§ Assignment: Exact duplicates of all the records are needed.
Start of Supplied entries
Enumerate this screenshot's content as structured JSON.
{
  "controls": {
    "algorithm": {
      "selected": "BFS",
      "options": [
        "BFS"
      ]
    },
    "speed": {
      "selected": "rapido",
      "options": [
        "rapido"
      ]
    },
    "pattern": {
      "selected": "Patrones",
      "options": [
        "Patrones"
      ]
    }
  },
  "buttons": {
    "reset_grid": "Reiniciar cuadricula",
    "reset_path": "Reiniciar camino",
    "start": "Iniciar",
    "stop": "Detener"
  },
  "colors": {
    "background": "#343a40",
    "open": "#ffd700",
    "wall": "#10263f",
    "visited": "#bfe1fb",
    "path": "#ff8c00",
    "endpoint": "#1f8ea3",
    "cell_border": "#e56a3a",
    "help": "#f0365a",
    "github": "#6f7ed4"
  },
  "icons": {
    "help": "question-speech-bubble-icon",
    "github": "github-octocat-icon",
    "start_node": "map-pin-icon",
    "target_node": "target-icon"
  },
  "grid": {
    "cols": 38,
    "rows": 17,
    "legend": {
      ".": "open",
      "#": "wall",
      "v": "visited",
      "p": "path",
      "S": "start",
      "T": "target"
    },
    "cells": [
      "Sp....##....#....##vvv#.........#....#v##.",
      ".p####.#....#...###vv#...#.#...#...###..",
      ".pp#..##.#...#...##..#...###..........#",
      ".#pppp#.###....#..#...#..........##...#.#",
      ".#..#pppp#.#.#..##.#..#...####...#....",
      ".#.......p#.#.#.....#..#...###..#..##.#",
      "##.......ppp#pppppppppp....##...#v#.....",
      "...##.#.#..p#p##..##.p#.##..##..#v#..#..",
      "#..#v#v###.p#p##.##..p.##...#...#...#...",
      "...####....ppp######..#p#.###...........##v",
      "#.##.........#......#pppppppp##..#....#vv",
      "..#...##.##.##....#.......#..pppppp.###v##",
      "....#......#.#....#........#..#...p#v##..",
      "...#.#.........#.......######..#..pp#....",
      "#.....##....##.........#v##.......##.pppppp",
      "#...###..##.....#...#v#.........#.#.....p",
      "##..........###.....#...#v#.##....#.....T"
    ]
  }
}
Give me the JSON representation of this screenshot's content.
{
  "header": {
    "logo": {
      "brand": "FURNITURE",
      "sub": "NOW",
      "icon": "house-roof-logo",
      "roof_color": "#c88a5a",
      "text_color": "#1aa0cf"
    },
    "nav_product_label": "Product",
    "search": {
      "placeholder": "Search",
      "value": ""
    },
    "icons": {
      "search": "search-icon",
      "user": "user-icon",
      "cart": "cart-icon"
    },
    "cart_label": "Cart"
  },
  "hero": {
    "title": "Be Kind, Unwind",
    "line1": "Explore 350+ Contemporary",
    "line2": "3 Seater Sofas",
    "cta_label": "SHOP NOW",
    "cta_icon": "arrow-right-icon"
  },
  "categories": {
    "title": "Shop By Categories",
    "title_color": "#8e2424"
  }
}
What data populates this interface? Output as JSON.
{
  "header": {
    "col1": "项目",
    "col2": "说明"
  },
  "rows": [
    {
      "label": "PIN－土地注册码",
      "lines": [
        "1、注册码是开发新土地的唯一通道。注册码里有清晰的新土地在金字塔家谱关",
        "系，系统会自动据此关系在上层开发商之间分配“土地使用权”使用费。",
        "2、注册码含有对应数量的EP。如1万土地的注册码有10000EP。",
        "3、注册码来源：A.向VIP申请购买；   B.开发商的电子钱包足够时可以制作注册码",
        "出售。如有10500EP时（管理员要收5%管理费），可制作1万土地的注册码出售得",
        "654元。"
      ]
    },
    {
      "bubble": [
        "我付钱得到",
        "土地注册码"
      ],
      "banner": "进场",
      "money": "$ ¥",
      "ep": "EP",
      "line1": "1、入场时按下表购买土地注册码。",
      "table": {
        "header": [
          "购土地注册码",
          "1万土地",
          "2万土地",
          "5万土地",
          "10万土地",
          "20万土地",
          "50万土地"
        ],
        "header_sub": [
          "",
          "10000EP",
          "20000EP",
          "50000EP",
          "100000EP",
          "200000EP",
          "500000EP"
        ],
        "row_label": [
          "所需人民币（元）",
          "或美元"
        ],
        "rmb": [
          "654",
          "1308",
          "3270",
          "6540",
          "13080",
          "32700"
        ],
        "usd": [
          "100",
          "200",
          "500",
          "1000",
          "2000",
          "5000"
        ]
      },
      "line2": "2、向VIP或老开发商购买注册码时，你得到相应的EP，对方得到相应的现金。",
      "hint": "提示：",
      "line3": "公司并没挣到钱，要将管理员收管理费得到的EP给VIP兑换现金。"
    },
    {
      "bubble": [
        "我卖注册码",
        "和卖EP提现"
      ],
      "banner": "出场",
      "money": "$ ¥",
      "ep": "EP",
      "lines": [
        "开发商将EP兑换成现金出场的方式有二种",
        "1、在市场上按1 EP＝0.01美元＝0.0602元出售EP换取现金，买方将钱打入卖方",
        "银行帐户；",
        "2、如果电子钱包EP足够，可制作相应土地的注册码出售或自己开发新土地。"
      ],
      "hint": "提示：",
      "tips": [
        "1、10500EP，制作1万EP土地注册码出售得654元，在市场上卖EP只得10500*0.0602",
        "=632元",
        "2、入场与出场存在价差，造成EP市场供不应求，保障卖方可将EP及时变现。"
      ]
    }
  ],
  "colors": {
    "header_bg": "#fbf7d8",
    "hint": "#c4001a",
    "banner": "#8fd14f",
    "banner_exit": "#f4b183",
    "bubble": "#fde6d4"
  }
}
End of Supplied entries
§ Result below:
Enumerate this screenshot's content as structured JSON.
{
  "controls": {
    "algorithm": {
      "selected": "BFS",
      "options": [
        "BFS"
      ]
    },
    "speed": {
      "selected": "rapido",
      "options": [
        "rapido"
      ]
    },
    "pattern": {
      "selected": "Patrones",
      "options": [
        "Patrones"
      ]
    }
  },
  "buttons": {
    "reset_grid": "Reiniciar cuadricula",
    "reset_path": "Reiniciar camino",
    "start": "Iniciar",
    "stop": "Detener"
  },
  "colors": {
    "background": "#343a40",
    "open": "#ffd700",
    "wall": "#10263f",
    "visited": "#bfe1fb",
    "path": "#ff8c00",
    "endpoint": "#1f8ea3",
    "cell_border": "#e56a3a",
    "help": "#f0365a",
    "github": "#6f7ed4"
  },
  "icons": {
    "help": "question-speech-bubble-icon",
    "github": "github-octocat-icon",
    "start_node": "map-pin-icon",
    "target_node": "target-icon"
  },
  "grid": {
    "cols": 38,
    "rows": 17,
    "legend": {
      ".": "open",
      "#": "wall",
      "v": "visited",
      "p": "path",
      "S": "start",
      "T": "target"
    },
    "cells": [
      "Sp....##....#....##vvv#.........#....#v##.",
      ".p####.#....#...###vv#...#.#...#...###..",
      ".pp#..##.#...#...##..#...###..........#",
      ".#pppp#.###....#..#...#..........##...#.#",
      ".#..#pppp#.#.#..##.#..#...####...#....",
      ".#.......p#.#.#.....#..#...###..#..##.#",
      "##.......ppp#pppppppppp....##...#v#.....",
      "...##.#.#..p#p##..##.p#.##..##..#v#..#..",
      "#..#v#v###.p#p##.##..p.##...#...#...#...",
      "...####....ppp######..#p#.###...........##v",
      "#.##.........#......#pppppppp##..#....#vv",
      "..#...##.##.##....#.......#..pppppp.###v##",
      "....#......#.#....#........#..#...p#v##..",
      "...#.#.........#.......######..#..pp#....",
      "#.....##....##.........#v##.......##.pppppp",
      "#...###..##.....#...#v#.........#.#.....p",
      "##..........###.....#...#v#.##....#.....T"
    ]
  }
}
Give me the JSON representation of this screenshot's content.
{
  "header": {
    "logo": {
      "brand": "FURNITURE",
      "sub": "NOW",
      "icon": "house-roof-logo",
      "roof_color": "#c88a5a",
      "text_color": "#1aa0cf"
    },
    "nav_product_label": "Product",
    "search": {
      "placeholder": "Search",
      "value": ""
    },
    "icons": {
      "search": "search-icon",
      "user": "user-icon",
      "cart": "cart-icon"
    },
    "cart_label": "Cart"
  },
  "hero": {
    "title": "Be Kind, Unwind",
    "line1": "Explore 350+ Contemporary",
    "line2": "3 Seater Sofas",
    "cta_label": "SHOP NOW",
    "cta_icon": "arrow-right-icon"
  },
  "categories": {
    "title": "Shop By Categories",
    "title_color": "#8e2424"
  }
}
What data populates this interface? Output as JSON.
{
  "header": {
    "col1": "项目",
    "col2": "说明"
  },
  "rows": [
    {
      "label": "PIN－土地注册码",
      "lines": [
        "1、注册码是开发新土地的唯一通道。注册码里有清晰的新土地在金字塔家谱关",
        "系，系统会自动据此关系在上层开发商之间分配“土地使用权”使用费。",
        "2、注册码含有对应数量的EP。如1万土地的注册码有10000EP。",
        "3、注册码来源：A.向VIP申请购买；   B.开发商的电子钱包足够时可以制作注册码",
        "出售。如有10500EP时（管理员要收5%管理费），可制作1万土地的注册码出售得",
        "654元。"
      ]
    },
    {
      "bubble": [
        "我付钱得到",
        "土地注册码"
      ],
      "banner": "进场",
      "money": "$ ¥",
      "ep": "EP",
      "line1": "1、入场时按下表购买土地注册码。",
      "table": {
        "header": [
          "购土地注册码",
          "1万土地",
          "2万土地",
          "5万土地",
          "10万土地",
          "20万土地",
          "50万土地"
        ],
        "header_sub": [
          "",
          "10000EP",
          "20000EP",
          "50000EP",
          "100000EP",
          "200000EP",
          "500000EP"
        ],
        "row_label": [
          "所需人民币（元）",
          "或美元"
        ],
        "rmb": [
          "654",
          "1308",
          "3270",
          "6540",
          "13080",
          "32700"
        ],
        "usd": [
          "100",
          "200",
          "500",
          "1000",
          "2000",
          "5000"
        ]
      },
      "line2": "2、向VIP或老开发商购买注册码时，你得到相应的EP，对方得到相应的现金。",
      "hint": "提示：",
      "line3": "公司并没挣到钱，要将管理员收管理费得到的EP给VIP兑换现金。"
    },
    {
      "bubble": [
        "我卖注册码",
        "和卖EP提现"
      ],
      "banner": "出场",
      "money": "$ ¥",
      "ep": "EP",
      "lines": [
        "开发商将EP兑换成现金出场的方式有二种",
        "1、在市场上按1 EP＝0.01美元＝0.0602元出售EP换取现金，买方将钱打入卖方",
        "银行帐户；",
        "2、如果电子钱包EP足够，可制作相应土地的注册码出售或自己开发新土地。"
      ],
      "hint": "提示：",
      "tips": [
        "1、10500EP，制作1万EP土地注册码出售得654元，在市场上卖EP只得10500*0.0602",
        "=632元",
        "2、入场与出场存在价差，造成EP市场供不应求，保障卖方可将EP及时变现。"
      ]
    }
  ],
  "colors": {
    "header_bg": "#fbf7d8",
    "hint": "#c4001a",
    "banner": "#8fd14f",
    "banner_exit": "#f4b183",
    "bubble": "#fde6d4"
  }
}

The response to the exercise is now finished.